** Your assignment **
From the entries below, copy every line holding the word "images".

★ ★ ★ ★ ★ ★ ★

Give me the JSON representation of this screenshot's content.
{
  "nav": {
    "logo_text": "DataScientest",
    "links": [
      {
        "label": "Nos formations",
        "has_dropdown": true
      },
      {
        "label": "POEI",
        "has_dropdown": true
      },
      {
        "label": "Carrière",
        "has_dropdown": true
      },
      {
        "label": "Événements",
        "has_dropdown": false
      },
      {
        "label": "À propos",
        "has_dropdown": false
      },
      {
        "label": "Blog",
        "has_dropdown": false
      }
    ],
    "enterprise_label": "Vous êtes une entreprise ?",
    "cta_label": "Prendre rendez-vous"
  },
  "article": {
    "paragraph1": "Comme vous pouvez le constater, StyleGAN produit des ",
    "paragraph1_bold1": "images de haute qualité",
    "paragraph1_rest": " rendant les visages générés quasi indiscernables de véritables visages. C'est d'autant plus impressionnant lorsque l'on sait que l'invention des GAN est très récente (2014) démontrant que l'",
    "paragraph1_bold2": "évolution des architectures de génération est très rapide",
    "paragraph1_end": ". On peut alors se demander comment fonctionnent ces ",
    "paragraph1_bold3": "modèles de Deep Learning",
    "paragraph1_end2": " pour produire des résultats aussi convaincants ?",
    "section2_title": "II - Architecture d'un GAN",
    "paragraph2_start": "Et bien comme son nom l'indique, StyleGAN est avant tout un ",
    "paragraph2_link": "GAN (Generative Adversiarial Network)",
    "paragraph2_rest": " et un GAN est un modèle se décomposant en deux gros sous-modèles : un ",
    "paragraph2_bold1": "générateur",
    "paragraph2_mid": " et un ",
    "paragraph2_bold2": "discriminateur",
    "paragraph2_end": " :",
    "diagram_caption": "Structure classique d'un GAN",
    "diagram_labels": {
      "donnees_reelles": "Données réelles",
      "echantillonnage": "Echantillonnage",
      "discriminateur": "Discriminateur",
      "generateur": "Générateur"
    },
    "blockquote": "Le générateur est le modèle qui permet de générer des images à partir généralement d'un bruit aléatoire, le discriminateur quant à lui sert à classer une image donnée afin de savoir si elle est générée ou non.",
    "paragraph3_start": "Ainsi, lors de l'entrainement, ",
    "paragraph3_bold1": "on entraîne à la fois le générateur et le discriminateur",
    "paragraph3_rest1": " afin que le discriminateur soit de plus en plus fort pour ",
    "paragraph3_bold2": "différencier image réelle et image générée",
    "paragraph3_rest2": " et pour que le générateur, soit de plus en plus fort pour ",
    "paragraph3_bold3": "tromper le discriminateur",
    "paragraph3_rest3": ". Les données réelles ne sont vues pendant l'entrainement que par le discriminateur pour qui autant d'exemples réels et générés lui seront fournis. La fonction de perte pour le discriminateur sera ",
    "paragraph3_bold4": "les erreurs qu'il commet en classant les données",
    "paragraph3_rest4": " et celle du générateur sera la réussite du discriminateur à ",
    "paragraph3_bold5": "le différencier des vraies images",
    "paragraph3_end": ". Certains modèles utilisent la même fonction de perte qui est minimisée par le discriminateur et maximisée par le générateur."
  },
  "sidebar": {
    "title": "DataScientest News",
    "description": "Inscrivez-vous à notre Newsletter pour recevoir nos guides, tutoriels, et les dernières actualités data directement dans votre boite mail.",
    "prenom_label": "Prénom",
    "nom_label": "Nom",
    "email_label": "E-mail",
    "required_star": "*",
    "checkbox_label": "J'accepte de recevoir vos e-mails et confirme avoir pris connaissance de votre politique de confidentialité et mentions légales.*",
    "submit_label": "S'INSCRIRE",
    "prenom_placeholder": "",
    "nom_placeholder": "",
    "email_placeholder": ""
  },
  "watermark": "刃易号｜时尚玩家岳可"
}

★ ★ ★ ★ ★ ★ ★

** Written solution **
    "paragraph1_bold1": "images de haute qualité",
    "blockquote": "Le générateur est le modèle qui permet de générer des images à partir généralement d'un bruit aléatoire, le discriminateur quant à lui sert à classer une image donnée afin de savoir si elle est générée ou non.",
    "paragraph3_bold5": "le différencier des vraies images",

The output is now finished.